Thanks to the information we received from one of our readers, who has done some research on the Data Protection laws and these related to cold calls, we can provide you with the following information.
Please have a look at the UK legislation and official advice on the subject of data protection which has EU wide equivalents.
The legislation is the Data Protection Act 1998 and the authority is the Information Commissioner’s Office. Help line 03031231113 and the complaints procedure/advice is online www.ico.gov.uk/complaints.aspx
Basically there is a duty for a company (e.g. Club Class) to protect personal information and for it to be used only for the original purpose for which it was intended. Failing to comply with the Data Protection laws carries heavy penalties.
For example Club Class has therefore committed the offence of failing to secure personal information and have indirectly but very effectively admitted this in their warning messages about other fraudulent groups who have Club Class -sourced information in their possession. (This warning was published on their website!)
This also applies to Club Class subsidiaries that were not authorized to have this information unless it was for the purpose for which the information was originally provided, for example the travel company is a logical part of the holiday package but the resale companies are not, especially when they deny a Club Class link. All the non-Club Class companies are in unlawful possession of the information due to Club Class negligence and therefore any cold caller who admits to having Club Class sourced information has committed an offence.
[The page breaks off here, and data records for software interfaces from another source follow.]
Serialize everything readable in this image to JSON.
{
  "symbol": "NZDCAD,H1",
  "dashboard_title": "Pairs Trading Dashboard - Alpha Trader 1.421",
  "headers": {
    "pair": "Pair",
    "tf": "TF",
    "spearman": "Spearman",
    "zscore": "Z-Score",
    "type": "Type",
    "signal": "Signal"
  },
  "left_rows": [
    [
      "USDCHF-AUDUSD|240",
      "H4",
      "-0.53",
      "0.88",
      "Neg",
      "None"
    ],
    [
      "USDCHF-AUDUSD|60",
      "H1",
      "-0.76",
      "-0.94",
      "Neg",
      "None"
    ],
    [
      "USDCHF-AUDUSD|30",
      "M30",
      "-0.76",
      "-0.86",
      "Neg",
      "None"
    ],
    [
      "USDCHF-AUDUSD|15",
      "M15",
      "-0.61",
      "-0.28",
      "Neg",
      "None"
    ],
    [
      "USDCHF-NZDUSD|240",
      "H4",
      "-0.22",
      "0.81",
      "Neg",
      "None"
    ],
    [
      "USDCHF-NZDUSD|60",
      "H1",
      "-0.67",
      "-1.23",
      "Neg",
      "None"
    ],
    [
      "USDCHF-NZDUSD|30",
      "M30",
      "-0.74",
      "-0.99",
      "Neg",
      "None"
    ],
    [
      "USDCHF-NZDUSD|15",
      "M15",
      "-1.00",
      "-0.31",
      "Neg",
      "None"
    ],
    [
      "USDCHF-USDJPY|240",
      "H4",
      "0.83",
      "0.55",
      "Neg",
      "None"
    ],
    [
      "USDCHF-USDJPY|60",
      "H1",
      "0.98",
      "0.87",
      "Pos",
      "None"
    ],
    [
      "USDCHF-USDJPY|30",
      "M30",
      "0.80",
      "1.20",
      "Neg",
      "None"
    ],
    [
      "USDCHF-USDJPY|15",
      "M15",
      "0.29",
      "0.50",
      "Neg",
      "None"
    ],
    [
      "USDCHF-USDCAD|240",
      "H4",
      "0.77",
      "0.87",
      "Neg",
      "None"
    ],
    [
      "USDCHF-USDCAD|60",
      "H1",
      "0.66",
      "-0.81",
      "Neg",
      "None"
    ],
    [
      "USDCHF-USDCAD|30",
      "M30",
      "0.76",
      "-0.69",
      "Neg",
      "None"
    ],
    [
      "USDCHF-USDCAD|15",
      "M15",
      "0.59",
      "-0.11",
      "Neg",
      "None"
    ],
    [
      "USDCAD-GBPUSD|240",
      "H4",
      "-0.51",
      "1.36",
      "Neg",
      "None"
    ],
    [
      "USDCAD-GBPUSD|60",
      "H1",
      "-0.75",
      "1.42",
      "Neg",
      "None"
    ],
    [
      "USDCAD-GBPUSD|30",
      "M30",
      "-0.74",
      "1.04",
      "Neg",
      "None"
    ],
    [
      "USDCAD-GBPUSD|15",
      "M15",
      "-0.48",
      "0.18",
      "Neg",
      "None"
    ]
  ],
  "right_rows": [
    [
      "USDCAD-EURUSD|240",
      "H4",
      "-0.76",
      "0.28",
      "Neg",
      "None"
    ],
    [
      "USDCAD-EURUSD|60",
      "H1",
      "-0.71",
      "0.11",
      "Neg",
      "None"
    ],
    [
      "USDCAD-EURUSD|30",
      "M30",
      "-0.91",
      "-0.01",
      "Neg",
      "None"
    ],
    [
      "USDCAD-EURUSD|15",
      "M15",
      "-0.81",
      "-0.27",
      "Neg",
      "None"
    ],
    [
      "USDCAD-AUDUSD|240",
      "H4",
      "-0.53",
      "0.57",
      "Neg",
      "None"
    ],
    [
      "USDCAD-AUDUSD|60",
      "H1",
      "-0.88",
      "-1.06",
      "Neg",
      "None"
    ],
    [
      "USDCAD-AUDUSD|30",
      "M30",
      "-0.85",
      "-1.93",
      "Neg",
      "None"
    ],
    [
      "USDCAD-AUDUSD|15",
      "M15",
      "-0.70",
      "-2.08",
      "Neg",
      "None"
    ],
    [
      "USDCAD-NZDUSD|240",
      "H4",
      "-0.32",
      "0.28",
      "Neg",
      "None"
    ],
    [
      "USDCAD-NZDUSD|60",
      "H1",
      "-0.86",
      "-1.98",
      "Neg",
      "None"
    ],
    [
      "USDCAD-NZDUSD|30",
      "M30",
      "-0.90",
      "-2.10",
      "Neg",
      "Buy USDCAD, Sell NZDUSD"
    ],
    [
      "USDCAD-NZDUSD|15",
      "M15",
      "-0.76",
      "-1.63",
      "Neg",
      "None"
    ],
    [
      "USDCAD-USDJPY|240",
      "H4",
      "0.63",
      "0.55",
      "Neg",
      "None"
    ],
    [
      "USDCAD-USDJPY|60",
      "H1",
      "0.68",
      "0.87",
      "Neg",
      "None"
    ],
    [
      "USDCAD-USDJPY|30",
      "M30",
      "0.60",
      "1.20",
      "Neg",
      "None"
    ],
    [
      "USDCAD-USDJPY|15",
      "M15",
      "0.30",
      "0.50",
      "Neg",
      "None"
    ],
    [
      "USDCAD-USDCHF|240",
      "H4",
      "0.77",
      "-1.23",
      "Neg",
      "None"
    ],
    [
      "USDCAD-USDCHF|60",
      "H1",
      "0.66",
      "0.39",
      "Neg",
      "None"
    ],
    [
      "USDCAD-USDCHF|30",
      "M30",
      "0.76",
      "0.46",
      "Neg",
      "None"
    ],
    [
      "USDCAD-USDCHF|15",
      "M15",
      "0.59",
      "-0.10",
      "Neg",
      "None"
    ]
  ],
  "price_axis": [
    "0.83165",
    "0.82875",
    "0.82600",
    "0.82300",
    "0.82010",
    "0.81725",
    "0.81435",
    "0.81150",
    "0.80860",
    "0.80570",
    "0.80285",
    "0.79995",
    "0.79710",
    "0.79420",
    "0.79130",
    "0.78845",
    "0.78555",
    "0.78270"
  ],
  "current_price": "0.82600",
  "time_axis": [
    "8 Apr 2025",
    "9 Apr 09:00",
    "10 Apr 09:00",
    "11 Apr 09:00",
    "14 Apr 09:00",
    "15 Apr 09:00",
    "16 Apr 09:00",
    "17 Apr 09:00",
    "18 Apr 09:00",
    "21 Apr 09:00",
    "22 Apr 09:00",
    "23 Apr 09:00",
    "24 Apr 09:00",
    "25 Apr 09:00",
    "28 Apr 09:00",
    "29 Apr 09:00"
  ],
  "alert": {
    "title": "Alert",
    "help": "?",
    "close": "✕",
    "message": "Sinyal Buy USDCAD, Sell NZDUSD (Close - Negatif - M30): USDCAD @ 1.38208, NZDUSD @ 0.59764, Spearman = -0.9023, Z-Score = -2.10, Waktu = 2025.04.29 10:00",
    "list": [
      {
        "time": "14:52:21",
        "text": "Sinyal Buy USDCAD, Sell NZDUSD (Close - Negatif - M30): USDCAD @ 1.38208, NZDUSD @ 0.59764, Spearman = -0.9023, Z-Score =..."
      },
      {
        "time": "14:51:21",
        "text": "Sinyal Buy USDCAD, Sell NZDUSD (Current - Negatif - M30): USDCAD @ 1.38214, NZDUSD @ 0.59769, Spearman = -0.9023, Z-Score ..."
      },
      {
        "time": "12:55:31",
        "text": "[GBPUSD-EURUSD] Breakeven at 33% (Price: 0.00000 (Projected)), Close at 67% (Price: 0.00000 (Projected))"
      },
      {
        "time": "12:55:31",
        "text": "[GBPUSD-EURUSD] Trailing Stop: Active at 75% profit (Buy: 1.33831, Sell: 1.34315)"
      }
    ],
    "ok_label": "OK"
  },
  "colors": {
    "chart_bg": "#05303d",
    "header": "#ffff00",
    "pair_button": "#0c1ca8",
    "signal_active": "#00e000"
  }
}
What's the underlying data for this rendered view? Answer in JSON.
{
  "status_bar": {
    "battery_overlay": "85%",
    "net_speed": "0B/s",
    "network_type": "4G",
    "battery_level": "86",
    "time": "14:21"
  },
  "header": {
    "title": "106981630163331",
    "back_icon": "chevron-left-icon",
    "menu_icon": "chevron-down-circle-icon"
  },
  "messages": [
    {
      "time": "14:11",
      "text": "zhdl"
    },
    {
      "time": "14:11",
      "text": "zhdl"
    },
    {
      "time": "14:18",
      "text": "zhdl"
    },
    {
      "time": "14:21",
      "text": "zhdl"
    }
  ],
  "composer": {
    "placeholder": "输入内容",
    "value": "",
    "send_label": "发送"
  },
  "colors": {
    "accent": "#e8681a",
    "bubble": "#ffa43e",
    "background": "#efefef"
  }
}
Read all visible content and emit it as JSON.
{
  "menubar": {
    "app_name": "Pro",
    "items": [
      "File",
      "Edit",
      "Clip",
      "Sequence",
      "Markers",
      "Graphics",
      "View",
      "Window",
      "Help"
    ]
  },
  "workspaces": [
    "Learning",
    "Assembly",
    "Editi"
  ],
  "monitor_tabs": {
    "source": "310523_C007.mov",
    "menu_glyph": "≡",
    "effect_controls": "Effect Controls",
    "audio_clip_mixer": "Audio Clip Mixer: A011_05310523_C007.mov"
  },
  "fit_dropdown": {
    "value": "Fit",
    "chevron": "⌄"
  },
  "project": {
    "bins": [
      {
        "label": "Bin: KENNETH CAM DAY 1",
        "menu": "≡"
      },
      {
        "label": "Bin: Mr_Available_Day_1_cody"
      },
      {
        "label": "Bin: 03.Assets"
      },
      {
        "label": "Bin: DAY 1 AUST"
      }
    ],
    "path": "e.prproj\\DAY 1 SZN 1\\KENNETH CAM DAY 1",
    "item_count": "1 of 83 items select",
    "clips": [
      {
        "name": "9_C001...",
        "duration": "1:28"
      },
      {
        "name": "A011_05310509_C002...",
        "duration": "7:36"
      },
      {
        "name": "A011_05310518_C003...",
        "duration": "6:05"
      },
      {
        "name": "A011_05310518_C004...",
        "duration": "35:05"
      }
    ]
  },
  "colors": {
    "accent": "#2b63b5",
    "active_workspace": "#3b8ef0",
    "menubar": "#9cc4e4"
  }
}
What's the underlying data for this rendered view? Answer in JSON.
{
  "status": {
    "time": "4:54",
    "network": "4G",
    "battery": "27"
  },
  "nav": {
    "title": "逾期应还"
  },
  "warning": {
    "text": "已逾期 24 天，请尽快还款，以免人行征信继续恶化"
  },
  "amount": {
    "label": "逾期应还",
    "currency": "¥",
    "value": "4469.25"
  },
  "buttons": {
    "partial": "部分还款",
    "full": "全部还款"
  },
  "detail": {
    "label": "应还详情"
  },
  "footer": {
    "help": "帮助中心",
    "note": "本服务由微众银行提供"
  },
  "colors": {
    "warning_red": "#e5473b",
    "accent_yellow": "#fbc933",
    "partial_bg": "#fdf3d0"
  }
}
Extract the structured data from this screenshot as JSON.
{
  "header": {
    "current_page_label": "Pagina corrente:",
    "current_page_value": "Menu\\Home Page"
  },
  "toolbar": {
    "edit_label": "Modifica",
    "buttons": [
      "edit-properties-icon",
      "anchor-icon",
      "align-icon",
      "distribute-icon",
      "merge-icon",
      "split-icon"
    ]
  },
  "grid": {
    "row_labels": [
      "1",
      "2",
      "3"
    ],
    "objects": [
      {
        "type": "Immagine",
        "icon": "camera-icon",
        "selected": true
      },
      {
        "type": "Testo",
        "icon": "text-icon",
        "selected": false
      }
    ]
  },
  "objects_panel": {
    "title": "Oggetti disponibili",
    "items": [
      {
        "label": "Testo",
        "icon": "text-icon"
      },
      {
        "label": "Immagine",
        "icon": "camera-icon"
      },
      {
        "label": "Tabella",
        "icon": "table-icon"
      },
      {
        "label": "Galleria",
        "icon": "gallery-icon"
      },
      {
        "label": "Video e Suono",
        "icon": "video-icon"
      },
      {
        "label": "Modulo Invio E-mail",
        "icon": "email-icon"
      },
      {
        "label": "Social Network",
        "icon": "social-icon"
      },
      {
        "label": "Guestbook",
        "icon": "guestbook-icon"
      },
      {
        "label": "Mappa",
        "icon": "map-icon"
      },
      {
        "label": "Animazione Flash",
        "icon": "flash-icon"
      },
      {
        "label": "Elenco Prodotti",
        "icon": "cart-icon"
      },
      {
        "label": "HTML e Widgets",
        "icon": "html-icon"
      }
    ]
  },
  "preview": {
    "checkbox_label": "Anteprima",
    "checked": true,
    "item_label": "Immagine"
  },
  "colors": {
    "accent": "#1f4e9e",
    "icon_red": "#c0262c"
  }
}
Complaints to the ICO should contain the following:
1) The date and time of the call and company and personal names and the telephone number. (An unidentified caller should be ignored – just hang up)
2) If received by email or letter send a copy.
3) The reason for the complaint e.g. – the caller said that they had learnt that I was not using/had not paid fees to Club Class (or other company as appropriate – we use Club Class as a handy “generic” example) and they could help me to get my money back. This proves that the only possible original source is Club Class who has therefore failed to secure the information and that the caller who is clearly acting against Club Class interests is in unlawful possession of the personal information.
The ICO has a policy of trying to correct problems in the first instance and would therefore bring a single complaint to e.g. Club Class attention to see if there is a remedy but a series of complaints would require stronger action including prosecution.
The complaint process should therefore be against the cold caller in the first instance as they are committing an offence as soon as they admit to holding personal data which they are not authorized to have.
The natural and logical presumption is that they are in unlawful possession of the data and it is up to them to prove lawful possession if accused. Club Class would then be asked if they had authorized the cold caller to have the information in the first place – which is an offence and if they did not they are guilty of a failure to secure the information.
Crackdown on cold callers (bogus timeshare resale & legal consultancies firms spotlight) – May 312011, Daily Mail http://www.dailymail.co.uk/money/article-1392834/Crackdown-cold-callers-Action-devious-salesmen-hound-home.html?ITO=1490
Cold callers face Crackdown: http://www.lovemoney.com/news/scams-and-rip-offs/scams/12087/cold-callers-face-crackdown
Ten tips to stop cold calling: http://www.which.co.uk/technology/phones/guides/ten-tips-to-stop-cold-calls/